At the moment, Giuliani is running well among social conservative voters, if not their leadership, who have spent years attempting to vet potential party nominees on the issues that matter to the leadership. Some in the mainstream media, such as the New York Times, and the Chicago Tribune have already begun to attack Giuliani, on his managerial style and business practices, perhaps out of fear that were he the nominee, he might well win, and reverse the Republican Party's recent slide.

There has also been some sliming of Mitt Romney over his Mormon faith. A particularly disgraceful article by Mormon-hater Damon Linker appeared in the normally more sober New Republic on this subject, suggesting Mitt would take orders from church elders in Salt Lake City were he elected. By this logic, Rudy Giuliani would report to the Pope were he elected, and newly elected Muslim Congressman Keith Ellison is now reporting to his Sunni masters in Saudi Arabia.

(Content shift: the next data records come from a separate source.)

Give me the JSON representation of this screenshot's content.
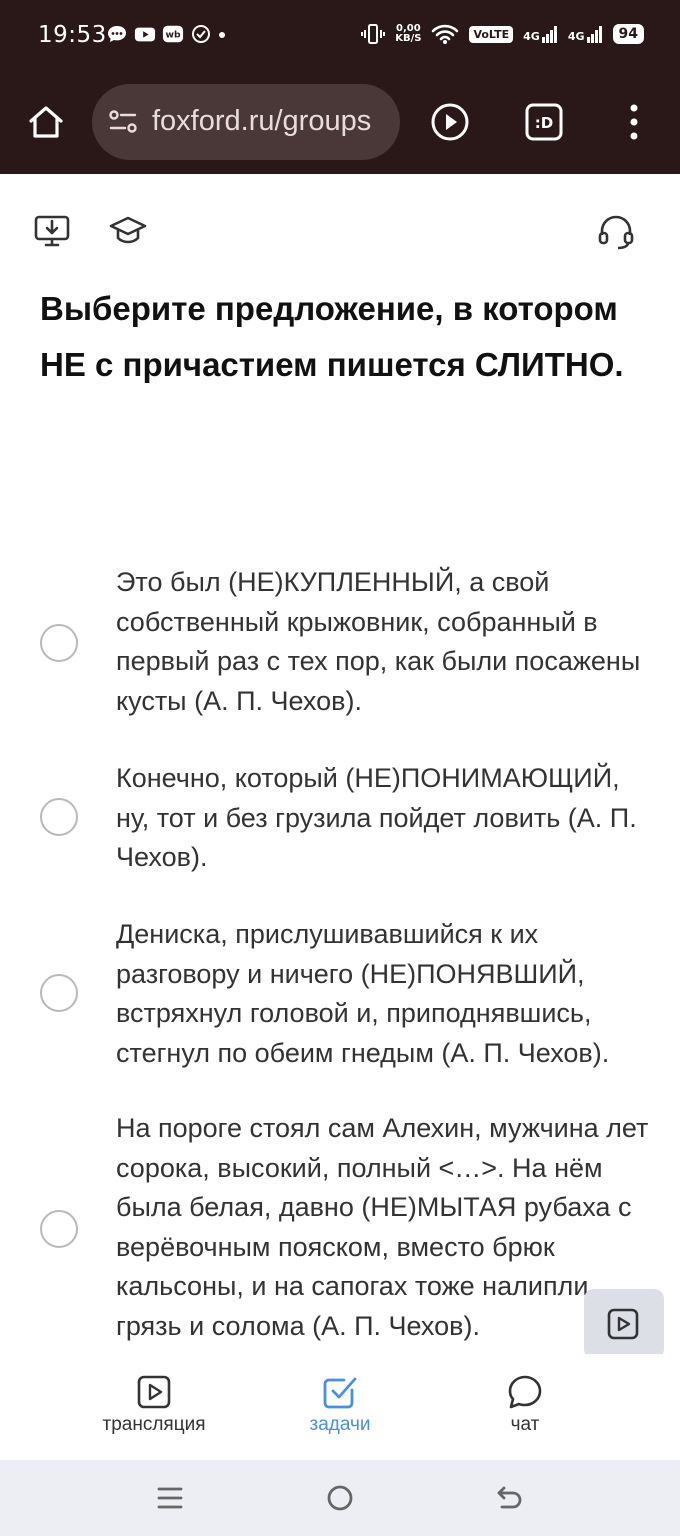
{
  "status_bar": {
    "time": "19:53",
    "net_speed_value": "0,00",
    "net_speed_unit": "KB/S",
    "volte": "VoLTE",
    "sim1": "4G",
    "sim2": "4G",
    "battery": "94"
  },
  "browser": {
    "url": "foxford.ru/groups"
  },
  "question": {
    "text": "Выберите предложение, в котором НЕ с причастием пишется СЛИТНО."
  },
  "options": [
    {
      "text": "Это был (НЕ)КУПЛЕННЫЙ, а свой собственный крыжовник, собранный в первый раз с тех пор, как были посажены кусты (А. П. Чехов)."
    },
    {
      "text": "Конечно, который (НЕ)ПОНИМАЮЩИЙ, ну, тот и без грузила пойдет ловить (А. П. Чехов)."
    },
    {
      "text": "Дениска, прислушивавшийся к их разговору и ничего (НЕ)ПОНЯВШИЙ, встряхнул головой и, приподнявшись, стегнул по обеим гнедым (А. П. Чехов)."
    },
    {
      "text": "На пороге стоял сам Алехин, мужчина лет сорока, высокий, полный <…>. На нём была белая, давно (НЕ)МЫТАЯ рубаха с верёвочным пояском, вместо брюк кальсоны, и на сапогах тоже налипли грязь и солома (А. П. Чехов)."
    }
  ],
  "tabs": [
    {
      "label": "трансляция",
      "icon": "play-square-icon"
    },
    {
      "label": "задачи",
      "icon": "check-square-icon",
      "active": true
    },
    {
      "label": "чат",
      "icon": "chat-bubble-icon"
    }
  ],
  "colors": {
    "status_bg": "#2a1818",
    "url_bg": "#4a3838",
    "accent": "#4a8fe0"
  }
}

On the Republican side, the race is still too early to call, though Giuliani would have to be considered the favorite. It is unclear how well any of the three leading candidates is doing in the fundraising sweepstakes so far, though there are rumors McCain is struggling despite a large donor base from his 2000 race. McCain, who would be in his 70s were he elected, may seem a bit tired.

There is no clear favorite in the earliest GOP primary states, despite Giuliani's lead in the national opinion surveys. So candidates who are better organized on the ground in those states, such as McCain, could still recover.  Romney has much of the Jeb Bush team from Florida in his camp in that important state.

Romney is trying to position himself to the right of McCain and Giuliani, sensing that conservative primary voters may be unhappy with all three of the leading candidates on one issue or more, but may be more in line with Romney's more traditional GOP positions on some issues than with the other two. 

In any case, the GOP has three attractive candidates who would all be competitive in a national race . And none of them have the stench of inauthenticity of the current Democratic front-runner:

Richard Baehr is the chief political correspondent of American Thinker.